__WORK REQUEST__. Return each entry exactly, with none missing.
══ DATA EXCERPTS
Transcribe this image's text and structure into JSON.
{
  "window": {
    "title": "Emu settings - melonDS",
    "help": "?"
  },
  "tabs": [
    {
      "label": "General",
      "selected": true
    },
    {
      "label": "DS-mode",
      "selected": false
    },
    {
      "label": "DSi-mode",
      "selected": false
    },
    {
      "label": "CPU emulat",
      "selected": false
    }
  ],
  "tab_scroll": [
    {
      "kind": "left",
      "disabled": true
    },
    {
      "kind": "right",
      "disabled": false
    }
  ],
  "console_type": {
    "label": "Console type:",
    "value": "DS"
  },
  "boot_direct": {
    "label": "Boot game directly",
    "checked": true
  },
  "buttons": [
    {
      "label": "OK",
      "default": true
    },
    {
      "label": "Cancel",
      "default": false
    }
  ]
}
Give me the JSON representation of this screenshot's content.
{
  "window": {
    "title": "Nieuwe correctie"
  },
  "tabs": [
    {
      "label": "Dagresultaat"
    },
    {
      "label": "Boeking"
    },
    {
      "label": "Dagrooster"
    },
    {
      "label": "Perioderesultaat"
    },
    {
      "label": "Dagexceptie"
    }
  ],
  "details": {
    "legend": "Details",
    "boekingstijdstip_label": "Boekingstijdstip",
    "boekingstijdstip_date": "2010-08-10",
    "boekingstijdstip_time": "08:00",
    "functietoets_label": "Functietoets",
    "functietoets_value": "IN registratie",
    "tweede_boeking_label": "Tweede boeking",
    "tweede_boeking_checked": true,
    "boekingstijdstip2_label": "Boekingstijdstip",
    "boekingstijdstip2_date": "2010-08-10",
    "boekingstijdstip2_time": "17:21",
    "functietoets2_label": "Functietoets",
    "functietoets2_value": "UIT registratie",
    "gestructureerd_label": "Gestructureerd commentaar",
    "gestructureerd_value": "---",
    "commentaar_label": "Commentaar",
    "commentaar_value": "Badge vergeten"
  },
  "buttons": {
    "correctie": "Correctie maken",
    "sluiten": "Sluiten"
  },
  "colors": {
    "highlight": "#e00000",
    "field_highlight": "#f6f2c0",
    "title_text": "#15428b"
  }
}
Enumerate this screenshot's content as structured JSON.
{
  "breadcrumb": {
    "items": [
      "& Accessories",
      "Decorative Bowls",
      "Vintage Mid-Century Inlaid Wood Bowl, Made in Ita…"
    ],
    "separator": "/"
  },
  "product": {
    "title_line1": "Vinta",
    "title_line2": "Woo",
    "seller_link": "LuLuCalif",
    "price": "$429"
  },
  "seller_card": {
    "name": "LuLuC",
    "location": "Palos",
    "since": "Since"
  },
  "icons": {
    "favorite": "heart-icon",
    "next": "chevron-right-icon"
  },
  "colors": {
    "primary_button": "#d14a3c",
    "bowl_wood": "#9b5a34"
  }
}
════
__TASK OUTPUT__.
Transcribe this image's text and structure into JSON.
{
  "window": {
    "title": "Emu settings - melonDS",
    "help": "?"
  },
  "tabs": [
    {
      "label": "General",
      "selected": true
    },
    {
      "label": "DS-mode",
      "selected": false
    },
    {
      "label": "DSi-mode",
      "selected": false
    },
    {
      "label": "CPU emulat",
      "selected": false
    }
  ],
  "tab_scroll": [
    {
      "kind": "left",
      "disabled": true
    },
    {
      "kind": "right",
      "disabled": false
    }
  ],
  "console_type": {
    "label": "Console type:",
    "value": "DS"
  },
  "boot_direct": {
    "label": "Boot game directly",
    "checked": true
  },
  "buttons": [
    {
      "label": "OK",
      "default": true
    },
    {
      "label": "Cancel",
      "default": false
    }
  ]
}
Give me the JSON representation of this screenshot's content.
{
  "window": {
    "title": "Nieuwe correctie"
  },
  "tabs": [
    {
      "label": "Dagresultaat"
    },
    {
      "label": "Boeking"
    },
    {
      "label": "Dagrooster"
    },
    {
      "label": "Perioderesultaat"
    },
    {
      "label": "Dagexceptie"
    }
  ],
  "details": {
    "legend": "Details",
    "boekingstijdstip_label": "Boekingstijdstip",
    "boekingstijdstip_date": "2010-08-10",
    "boekingstijdstip_time": "08:00",
    "functietoets_label": "Functietoets",
    "functietoets_value": "IN registratie",
    "tweede_boeking_label": "Tweede boeking",
    "tweede_boeking_checked": true,
    "boekingstijdstip2_label": "Boekingstijdstip",
    "boekingstijdstip2_date": "2010-08-10",
    "boekingstijdstip2_time": "17:21",
    "functietoets2_label": "Functietoets",
    "functietoets2_value": "UIT registratie",
    "gestructureerd_label": "Gestructureerd commentaar",
    "gestructureerd_value": "---",
    "commentaar_label": "Commentaar",
    "commentaar_value": "Badge vergeten"
  },
  "buttons": {
    "correctie": "Correctie maken",
    "sluiten": "Sluiten"
  },
  "colors": {
    "highlight": "#e00000",
    "field_highlight": "#f6f2c0",
    "title_text": "#15428b"
  }
}
Enumerate this screenshot's content as structured JSON.
{
  "breadcrumb": {
    "items": [
      "& Accessories",
      "Decorative Bowls",
      "Vintage Mid-Century Inlaid Wood Bowl, Made in Ita…"
    ],
    "separator": "/"
  },
  "product": {
    "title_line1": "Vinta",
    "title_line2": "Woo",
    "seller_link": "LuLuCalif",
    "price": "$429"
  },
  "seller_card": {
    "name": "LuLuC",
    "location": "Palos",
    "since": "Since"
  },
  "icons": {
    "favorite": "heart-icon",
    "next": "chevron-right-icon"
  },
  "colors": {
    "primary_button": "#d14a3c",
    "bowl_wood": "#9b5a34"
  }
}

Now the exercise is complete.